## WHAT YOU HAVE TO DO
Using the data below, return all lines in which "priority" appears.
____________________
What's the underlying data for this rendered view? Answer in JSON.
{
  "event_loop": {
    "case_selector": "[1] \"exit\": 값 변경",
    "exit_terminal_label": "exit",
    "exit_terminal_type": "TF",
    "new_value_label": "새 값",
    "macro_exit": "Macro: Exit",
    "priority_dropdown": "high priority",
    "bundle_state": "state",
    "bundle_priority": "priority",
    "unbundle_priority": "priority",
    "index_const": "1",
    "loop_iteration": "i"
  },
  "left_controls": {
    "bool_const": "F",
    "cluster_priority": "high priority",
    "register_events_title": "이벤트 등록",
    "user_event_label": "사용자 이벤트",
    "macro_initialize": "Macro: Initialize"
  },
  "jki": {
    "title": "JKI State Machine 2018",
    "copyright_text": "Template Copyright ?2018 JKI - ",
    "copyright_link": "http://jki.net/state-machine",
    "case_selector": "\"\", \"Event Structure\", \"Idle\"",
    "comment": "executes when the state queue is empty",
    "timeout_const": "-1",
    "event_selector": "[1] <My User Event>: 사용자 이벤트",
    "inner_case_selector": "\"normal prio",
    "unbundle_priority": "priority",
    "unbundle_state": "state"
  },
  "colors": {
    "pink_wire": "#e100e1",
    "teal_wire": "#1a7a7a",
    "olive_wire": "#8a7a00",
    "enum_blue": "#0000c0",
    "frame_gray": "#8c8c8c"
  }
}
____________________
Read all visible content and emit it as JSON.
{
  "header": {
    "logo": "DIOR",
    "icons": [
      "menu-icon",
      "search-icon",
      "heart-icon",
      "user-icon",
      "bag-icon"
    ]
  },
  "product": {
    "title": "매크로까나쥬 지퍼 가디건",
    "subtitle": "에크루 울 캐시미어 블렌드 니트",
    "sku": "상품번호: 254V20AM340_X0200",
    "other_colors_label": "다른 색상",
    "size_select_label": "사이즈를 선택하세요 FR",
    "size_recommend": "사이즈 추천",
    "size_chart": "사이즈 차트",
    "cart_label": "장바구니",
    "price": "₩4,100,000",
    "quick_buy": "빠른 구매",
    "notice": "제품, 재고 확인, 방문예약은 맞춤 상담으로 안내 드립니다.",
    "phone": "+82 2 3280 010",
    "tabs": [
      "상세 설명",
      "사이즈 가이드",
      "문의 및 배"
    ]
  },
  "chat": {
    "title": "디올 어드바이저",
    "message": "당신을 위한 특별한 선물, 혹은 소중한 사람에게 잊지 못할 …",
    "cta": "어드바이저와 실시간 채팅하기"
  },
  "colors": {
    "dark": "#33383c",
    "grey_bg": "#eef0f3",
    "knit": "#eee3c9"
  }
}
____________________
## OUTPUT FOR THIS EXERCISE
    "priority_dropdown": "high priority",
    "bundle_priority": "priority",
    "unbundle_priority": "priority",
    "cluster_priority": "high priority",
    "unbundle_priority": "priority",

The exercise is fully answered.